EXERCISE DATA:
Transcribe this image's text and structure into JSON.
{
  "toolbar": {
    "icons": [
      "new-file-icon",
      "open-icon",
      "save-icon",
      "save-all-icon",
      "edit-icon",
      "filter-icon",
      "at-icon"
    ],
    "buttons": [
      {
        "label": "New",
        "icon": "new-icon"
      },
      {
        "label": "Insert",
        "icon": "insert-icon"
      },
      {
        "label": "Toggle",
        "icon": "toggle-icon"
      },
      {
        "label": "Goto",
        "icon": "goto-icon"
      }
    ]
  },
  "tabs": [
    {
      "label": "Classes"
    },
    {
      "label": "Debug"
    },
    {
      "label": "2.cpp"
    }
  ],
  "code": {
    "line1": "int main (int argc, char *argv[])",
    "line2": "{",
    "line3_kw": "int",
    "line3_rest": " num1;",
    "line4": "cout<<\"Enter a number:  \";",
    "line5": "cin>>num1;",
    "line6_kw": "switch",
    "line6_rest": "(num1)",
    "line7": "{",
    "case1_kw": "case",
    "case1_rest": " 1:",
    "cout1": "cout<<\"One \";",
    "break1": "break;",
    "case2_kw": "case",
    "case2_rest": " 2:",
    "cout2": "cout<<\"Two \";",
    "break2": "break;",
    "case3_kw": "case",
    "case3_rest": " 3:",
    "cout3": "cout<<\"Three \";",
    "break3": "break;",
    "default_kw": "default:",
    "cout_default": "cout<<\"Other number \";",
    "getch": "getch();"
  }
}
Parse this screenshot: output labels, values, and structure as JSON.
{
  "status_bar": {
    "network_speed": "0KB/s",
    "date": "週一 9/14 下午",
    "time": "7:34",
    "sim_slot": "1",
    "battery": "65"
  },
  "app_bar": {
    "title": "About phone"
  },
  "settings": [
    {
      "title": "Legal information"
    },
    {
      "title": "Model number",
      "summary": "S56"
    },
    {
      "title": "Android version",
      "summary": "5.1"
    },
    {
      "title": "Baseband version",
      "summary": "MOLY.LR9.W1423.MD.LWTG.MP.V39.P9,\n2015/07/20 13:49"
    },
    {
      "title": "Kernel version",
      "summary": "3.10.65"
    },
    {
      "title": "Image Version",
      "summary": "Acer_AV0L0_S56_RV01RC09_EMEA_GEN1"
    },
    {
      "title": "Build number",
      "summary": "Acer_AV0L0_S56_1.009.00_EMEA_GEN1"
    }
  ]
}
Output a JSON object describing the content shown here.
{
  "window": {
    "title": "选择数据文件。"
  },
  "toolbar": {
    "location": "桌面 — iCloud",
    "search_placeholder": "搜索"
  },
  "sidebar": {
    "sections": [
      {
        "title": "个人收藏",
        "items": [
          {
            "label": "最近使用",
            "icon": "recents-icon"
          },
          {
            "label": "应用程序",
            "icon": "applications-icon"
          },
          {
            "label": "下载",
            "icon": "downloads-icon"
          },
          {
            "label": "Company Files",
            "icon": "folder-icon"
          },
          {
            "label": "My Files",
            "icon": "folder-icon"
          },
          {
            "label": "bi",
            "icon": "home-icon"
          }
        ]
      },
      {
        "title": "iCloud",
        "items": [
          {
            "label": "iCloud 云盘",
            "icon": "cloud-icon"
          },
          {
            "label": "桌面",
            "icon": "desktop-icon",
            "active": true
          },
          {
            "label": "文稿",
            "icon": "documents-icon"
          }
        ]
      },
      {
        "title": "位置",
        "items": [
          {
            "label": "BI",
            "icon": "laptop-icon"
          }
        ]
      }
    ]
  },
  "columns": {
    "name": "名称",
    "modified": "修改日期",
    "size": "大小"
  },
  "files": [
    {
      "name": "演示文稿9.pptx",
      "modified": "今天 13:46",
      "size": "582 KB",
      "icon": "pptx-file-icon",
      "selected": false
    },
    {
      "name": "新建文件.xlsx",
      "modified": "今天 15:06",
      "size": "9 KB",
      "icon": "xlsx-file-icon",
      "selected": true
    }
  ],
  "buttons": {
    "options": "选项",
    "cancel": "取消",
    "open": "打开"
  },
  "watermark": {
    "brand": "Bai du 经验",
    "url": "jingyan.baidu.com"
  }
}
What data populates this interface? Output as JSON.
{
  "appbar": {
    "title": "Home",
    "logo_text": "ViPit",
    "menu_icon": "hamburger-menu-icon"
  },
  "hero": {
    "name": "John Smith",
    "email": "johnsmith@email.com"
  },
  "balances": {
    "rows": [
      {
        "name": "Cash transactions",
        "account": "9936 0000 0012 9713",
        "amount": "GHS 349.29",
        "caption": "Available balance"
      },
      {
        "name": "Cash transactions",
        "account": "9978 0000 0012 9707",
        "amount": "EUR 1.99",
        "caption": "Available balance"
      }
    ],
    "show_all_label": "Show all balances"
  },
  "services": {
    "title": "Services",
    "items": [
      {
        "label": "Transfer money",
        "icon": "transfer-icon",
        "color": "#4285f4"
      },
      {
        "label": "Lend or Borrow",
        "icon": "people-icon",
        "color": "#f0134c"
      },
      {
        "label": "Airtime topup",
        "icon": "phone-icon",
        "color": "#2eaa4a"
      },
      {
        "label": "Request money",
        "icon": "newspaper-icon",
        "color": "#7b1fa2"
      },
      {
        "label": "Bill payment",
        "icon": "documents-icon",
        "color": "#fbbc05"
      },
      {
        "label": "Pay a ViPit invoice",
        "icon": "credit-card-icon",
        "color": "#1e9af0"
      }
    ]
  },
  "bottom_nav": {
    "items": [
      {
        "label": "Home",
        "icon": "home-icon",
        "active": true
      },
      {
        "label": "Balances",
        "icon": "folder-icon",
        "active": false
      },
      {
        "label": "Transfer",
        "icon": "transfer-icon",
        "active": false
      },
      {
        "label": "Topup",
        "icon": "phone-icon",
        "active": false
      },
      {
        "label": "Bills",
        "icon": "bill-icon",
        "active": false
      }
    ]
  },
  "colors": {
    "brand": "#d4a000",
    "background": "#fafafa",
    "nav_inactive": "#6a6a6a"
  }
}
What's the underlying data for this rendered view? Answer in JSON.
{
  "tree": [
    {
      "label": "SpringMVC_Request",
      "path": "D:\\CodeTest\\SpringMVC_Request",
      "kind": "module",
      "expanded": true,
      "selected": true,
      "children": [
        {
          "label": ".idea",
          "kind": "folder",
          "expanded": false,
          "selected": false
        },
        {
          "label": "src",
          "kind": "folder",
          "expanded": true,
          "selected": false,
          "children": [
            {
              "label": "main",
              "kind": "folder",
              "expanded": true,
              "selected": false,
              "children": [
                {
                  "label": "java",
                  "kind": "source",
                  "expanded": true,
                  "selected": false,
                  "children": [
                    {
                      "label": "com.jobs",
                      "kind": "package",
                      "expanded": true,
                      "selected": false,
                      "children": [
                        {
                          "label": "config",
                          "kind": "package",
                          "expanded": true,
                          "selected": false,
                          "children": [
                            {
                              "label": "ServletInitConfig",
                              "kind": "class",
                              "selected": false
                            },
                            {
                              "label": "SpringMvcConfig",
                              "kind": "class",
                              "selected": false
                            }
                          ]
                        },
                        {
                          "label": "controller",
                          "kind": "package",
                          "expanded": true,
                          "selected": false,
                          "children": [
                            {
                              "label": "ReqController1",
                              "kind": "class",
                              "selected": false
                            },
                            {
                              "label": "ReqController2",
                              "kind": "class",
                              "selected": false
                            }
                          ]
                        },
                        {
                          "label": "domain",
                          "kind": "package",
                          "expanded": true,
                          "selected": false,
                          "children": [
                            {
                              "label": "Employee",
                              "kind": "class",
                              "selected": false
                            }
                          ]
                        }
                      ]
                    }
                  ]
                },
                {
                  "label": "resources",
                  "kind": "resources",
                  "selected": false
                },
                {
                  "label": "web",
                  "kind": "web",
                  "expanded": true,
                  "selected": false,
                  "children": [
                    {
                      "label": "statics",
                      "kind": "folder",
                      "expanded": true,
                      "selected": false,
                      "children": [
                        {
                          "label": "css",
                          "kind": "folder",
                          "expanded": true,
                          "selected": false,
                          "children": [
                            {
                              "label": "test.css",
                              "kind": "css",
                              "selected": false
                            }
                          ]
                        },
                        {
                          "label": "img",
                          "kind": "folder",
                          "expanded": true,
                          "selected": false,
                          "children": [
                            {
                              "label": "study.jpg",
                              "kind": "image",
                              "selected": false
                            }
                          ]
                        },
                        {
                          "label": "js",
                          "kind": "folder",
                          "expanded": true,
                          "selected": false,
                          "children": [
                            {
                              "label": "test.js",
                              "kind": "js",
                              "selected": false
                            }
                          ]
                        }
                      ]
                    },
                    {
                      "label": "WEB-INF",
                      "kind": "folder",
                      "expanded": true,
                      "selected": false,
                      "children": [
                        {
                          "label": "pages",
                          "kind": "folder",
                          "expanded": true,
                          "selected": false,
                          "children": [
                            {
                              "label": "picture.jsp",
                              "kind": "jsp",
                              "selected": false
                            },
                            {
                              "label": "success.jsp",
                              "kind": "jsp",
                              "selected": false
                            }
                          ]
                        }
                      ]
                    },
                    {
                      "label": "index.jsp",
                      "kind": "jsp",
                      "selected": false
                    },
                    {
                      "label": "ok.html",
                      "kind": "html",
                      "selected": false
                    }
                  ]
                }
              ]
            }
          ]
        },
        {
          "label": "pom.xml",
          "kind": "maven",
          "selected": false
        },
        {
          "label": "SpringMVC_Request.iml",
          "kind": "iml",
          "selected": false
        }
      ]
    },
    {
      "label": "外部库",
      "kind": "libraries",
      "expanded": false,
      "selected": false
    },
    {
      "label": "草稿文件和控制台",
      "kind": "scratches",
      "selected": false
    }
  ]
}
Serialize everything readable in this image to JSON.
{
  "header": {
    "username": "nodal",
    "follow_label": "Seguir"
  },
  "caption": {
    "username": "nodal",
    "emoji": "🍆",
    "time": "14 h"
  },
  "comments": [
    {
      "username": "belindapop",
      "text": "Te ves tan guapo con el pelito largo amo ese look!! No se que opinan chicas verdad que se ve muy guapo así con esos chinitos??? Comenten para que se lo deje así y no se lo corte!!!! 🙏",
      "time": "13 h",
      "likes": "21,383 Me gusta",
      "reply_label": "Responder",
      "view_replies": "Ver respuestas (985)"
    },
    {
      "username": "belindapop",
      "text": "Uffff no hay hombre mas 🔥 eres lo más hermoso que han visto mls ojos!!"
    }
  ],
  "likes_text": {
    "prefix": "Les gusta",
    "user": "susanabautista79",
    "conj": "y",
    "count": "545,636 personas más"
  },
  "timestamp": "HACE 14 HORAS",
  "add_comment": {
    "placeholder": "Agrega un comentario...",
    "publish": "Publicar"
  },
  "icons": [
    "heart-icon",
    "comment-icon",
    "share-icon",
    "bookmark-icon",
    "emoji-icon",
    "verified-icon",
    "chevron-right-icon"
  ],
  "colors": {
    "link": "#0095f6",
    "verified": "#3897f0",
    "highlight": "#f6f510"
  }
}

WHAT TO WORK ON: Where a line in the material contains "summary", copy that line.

RESPONSE FOR THIS EXERCISE:
      "summary": "S56"
      "summary": "5.1"
      "summary": "MOLY.LR9.W1423.MD.LWTG.MP.V39.P9,\n2015/07/20 13:49"
      "summary": "3.10.65"
      "summary": "Acer_AV0L0_S56_RV01RC09_EMEA_GEN1"
      "summary": "Acer_AV0L0_S56_1.009.00_EMEA_GEN1"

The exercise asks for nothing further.